Thursday, June 24, 2010

Enough to do - plus more

Things are going pretty well here. All the trees are leafed out and the pastures are lush and the gardens are coming up quite well.

On Tuesday, all of us boys and Dad worked together and brought the chicken pens out to the big field and then brought the second batch of broilers out of the brooder to place in the pens. Jonathan already had the rest of his hens put in with the pullets that were in the netting and the new hoop tractor in the field behind the cows. We brought the bell waterers back to the house for cleaning and scrubbed them up so would be ready to put back in the pens. We put the turkeys out in a separate pen out there too so they have a clean place each day. The chickens are now on their way down the pasture section behind the cows adding their droppings and scratching out the cow pies. Earlier in the year I walked out to inspect the grass where the chickens were moved last year, and it was fun to notice the difference in the grass of where there was chicken manure and where there wasn't. About a foot from where the pen had been, the grass was thin, pale green and about four inches tall, but where the manure was dropped the grass was almost knee high and lush green with barely any space between the individual plants. Hopefully next year we will see a similar increase in fertility in the other field.

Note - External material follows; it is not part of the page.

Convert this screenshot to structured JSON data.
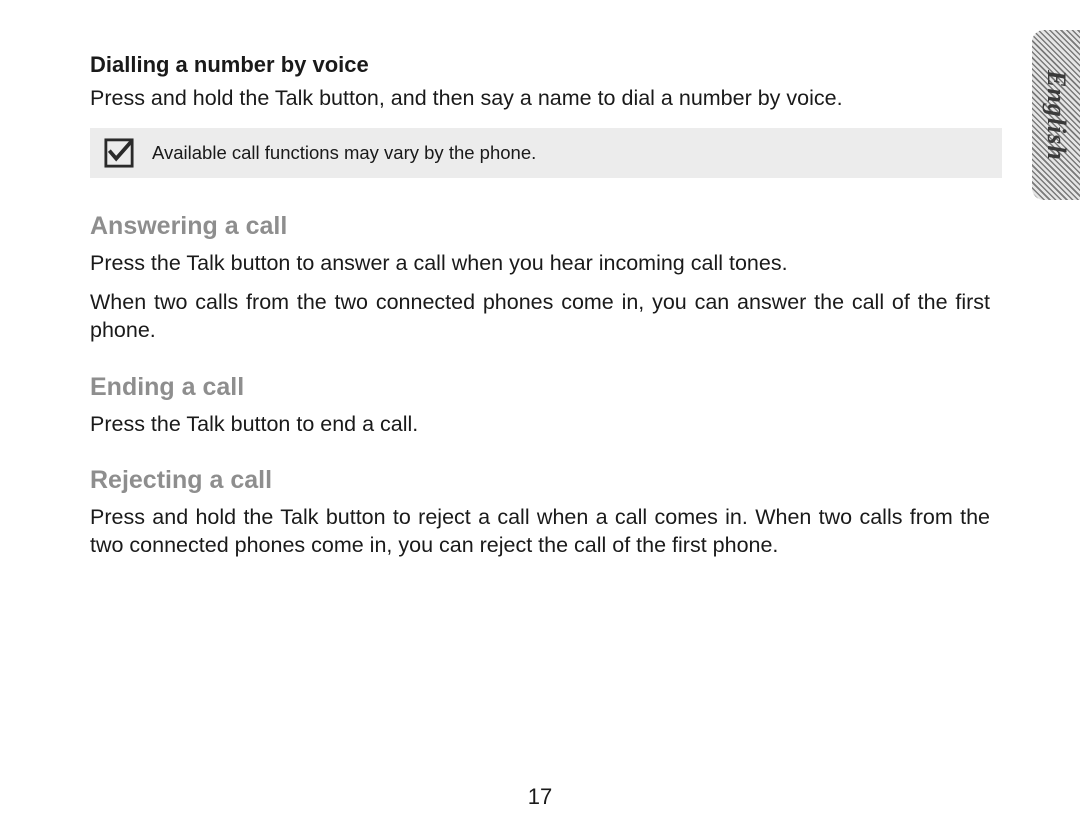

On Wednesday, Jonathan, David and I went to work for the insurance agent as we have been doing for quite a few weeks now. If we wanted to, he would hire us to work for him many days a week for $10 an hour, but we can't spare that much time away from home. He has asked us to do odd jobs around his house so we went as usual at 10:00 a.m. After the five or so inches of rain we got the water washed out some landscaping gravel beside his house and so he had a pile of 3/4 inch gravel dumped in his driveway for us to use in replacing the other rock. We used his john deere tractor with loader to move some of the rock and then put in some other six-inch rocks to direct the water down the stream bed and not into the neighbor's lawn. We ended the day by filling in some bare spots in his lawn and adding grass seed so it will grow back. (I just thought I'd add that he's really picky about his lawn, and everything else for that matter, so anywhere there was an inch or so of bare dirt showing we had to put more black dirt and scratch in grass seed. He fertilizes the lawn so it grows, then cuts it so it doesn't grow so tall, then waters it so it doesn't dry out etc. If it were me I'd just . . .)

Yesterday was a milk pick-up and delivery day. Jonathan went to town about 9:30 a.m. and dropped milk off and eggs to a few people and I got other milk ready for people to pick up later on. Someone came at 10:00 to pick up a gallon of milk and a few dozen eggs (he's a fire chief for a small town in the area), and then later on a man came from Minot to pick up five gallons for him and some other people from Minot (he's a lawyer or something of that sort) and he took a quarter cord of aspen wood along in his truck, and then another lady picked up her share of milk too.

Last night it rained again so the low spots are muddy again. They just started to dry out and now they are all muddy again. David and I got stuck with the truck trying to take a half-tank of water out to the cows so we had to dump it all out in order to get the trailer out. I did get water out there after going a little faster to make it through the wet spot.

I just came in after investigating what the dog was barking at out near the point. The other boys went out on the raft to swim and Samson followed along the shore and found something interesting to play with. I heard him barking the sort of exited bark like he does when he sees something so I ran out there. I found him in the brush rolling after getting sprayed by a skunk! He jumped up and followed after it again when I got there and chased the skunk into a den on the slope of the hill that goes to the lake. I didn't get to see the skunk but the sun was shining down the hole he went down so I could see a kind of vapor/mist coming out of the hole. Not a pleasant sight! I think it is the same skunk that I fired at while we were putting up the goat fence and the same skunk that killed the pullets so I would gladly have shot him this time if he showed himself.

The electricity was off for about a half hour around supper time but now it is on again. We're not sure why it was off but we are glad to have it on again.

That is all for this post,



David said...

It always amazes me what chicken manure can do to a pasture. If you keep getting a lot of rain and are concerned about compacting your pasture by driving on it, I have a thought of what you can do. There is a way to keep the water trough in one place, and make a temporary hot wire lane to the trough. Then you make the paddock open on one side to let the cattle go to water. Once you have this system going it is good to move this water lane to the opposite side of the area you are grazing the next time you move the cattle though this area, this is to eliminate a cow path from forming which looks messy and will become a washout in a heavy rain storm.

Peter said...

Thanks David,
That is what I've already been doing with the water trough and it has kept us from needing to drive on the field. But now that it is getting to the heat of the summer I'm going to be moving the troughs more often to keep it close to the cows. We're quite dependant on the milk from the Jersey and she will drink more water when it is close by her than when she has to walk for a few hundred yards to get a drink.